**Task to complete**. Among the entries that follow, find every line with the word "people" and copy it.

**Information**.
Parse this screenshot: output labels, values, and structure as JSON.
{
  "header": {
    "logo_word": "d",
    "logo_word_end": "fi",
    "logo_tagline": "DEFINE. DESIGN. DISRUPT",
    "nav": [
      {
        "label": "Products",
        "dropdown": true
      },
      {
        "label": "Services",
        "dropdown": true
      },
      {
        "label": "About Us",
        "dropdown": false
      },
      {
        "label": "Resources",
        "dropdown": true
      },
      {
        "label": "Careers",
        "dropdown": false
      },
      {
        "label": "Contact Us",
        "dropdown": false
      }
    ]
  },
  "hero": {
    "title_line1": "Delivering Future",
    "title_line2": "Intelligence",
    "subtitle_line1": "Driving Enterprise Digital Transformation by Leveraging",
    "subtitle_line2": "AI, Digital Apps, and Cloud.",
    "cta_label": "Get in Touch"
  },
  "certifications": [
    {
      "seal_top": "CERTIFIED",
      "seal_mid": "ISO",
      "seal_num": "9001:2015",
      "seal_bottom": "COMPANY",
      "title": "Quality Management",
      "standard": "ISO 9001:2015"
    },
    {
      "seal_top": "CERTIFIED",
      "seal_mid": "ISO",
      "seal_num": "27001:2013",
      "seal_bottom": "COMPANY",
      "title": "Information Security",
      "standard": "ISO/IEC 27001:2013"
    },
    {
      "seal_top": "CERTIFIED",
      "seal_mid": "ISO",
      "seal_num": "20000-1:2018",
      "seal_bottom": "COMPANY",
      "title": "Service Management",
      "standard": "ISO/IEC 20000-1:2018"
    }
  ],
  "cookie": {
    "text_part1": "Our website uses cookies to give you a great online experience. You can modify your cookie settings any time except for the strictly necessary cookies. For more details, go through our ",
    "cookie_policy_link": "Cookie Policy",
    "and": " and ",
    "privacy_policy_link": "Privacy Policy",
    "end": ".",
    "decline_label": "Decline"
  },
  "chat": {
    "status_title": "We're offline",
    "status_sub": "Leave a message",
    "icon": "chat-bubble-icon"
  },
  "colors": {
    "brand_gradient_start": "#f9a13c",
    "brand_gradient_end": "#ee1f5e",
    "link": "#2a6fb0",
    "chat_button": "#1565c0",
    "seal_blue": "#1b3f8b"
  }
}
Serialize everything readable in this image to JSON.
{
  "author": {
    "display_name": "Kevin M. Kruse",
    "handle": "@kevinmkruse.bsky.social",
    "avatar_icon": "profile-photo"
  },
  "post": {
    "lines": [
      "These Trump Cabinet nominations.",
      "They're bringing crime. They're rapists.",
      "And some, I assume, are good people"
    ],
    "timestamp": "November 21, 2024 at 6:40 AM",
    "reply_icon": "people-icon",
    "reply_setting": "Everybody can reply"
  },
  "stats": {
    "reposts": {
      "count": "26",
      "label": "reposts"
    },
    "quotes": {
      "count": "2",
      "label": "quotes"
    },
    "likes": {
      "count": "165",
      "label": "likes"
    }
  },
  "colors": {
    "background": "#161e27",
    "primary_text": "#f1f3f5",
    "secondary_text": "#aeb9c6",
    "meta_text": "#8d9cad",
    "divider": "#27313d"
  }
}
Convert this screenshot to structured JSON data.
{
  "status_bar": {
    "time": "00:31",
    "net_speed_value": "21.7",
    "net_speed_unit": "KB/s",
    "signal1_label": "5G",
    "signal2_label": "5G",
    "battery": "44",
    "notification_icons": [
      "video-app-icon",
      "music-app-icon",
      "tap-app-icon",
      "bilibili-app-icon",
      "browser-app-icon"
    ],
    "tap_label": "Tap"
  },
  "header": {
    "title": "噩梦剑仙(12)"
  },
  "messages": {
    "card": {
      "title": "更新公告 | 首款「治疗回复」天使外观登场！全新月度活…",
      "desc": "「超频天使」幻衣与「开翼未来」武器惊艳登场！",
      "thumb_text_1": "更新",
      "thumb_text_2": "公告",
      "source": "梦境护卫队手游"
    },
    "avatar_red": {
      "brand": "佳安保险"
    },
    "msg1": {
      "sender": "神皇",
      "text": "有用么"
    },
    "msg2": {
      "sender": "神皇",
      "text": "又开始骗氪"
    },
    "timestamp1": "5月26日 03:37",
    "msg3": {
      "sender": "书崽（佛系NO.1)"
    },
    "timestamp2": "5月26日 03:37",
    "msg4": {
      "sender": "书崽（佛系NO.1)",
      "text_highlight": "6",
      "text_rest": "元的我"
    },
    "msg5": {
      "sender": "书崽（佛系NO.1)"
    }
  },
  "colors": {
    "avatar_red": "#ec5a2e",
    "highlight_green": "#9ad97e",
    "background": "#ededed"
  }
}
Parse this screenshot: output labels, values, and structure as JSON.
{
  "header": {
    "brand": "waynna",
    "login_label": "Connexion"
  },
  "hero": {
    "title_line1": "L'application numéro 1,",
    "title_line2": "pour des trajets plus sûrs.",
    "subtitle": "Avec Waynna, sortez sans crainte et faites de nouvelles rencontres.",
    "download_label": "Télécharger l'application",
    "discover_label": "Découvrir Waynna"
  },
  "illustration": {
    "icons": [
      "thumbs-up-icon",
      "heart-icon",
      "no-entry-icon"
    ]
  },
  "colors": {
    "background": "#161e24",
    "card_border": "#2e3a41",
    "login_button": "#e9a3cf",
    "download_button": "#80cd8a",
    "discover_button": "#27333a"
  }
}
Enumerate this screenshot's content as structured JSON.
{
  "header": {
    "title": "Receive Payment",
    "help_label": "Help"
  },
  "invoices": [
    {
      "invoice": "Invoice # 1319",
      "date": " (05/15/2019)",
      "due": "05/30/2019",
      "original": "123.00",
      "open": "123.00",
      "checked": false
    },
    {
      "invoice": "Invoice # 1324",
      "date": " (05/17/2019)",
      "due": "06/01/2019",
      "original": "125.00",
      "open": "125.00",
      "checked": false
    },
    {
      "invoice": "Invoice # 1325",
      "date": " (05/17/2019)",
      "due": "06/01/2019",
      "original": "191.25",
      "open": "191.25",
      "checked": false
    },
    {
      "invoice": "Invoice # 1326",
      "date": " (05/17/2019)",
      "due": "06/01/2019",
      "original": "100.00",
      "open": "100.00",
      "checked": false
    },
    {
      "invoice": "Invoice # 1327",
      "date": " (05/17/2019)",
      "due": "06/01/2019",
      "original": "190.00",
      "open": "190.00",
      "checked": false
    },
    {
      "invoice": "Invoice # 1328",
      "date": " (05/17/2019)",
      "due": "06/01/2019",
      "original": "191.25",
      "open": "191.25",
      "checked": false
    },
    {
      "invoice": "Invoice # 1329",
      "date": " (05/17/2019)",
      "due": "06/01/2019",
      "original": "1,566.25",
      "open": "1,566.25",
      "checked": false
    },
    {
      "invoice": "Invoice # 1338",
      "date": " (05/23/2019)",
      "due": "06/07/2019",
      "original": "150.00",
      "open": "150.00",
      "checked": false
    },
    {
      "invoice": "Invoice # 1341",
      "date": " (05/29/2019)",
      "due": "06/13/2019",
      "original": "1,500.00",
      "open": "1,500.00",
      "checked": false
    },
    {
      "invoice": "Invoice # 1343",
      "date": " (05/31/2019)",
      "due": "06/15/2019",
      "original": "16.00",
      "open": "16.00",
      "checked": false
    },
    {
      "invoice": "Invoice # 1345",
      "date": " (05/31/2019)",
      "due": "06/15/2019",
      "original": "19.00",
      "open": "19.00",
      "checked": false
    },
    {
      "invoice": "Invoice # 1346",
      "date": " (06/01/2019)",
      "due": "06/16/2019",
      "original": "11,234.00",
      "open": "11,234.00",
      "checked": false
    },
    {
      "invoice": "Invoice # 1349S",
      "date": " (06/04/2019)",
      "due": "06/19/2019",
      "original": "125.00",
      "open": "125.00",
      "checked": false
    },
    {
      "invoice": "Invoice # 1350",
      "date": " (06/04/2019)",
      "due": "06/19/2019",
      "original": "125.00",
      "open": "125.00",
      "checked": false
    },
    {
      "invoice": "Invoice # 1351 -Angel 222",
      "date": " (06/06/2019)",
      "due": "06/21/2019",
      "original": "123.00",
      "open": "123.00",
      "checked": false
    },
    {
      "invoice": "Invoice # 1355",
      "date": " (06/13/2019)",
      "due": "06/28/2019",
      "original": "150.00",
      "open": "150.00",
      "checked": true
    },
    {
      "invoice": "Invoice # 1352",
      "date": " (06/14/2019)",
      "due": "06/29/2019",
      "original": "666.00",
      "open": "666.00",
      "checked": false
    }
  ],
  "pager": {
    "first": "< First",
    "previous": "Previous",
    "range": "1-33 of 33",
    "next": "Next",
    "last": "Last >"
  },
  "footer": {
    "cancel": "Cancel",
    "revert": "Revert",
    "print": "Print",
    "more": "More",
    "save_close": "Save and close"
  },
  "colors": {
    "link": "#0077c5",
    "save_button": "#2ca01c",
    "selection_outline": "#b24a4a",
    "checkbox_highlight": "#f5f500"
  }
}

**Solution for this task**.
      "And some, I assume, are good people"
    "reply_icon": "people-icon",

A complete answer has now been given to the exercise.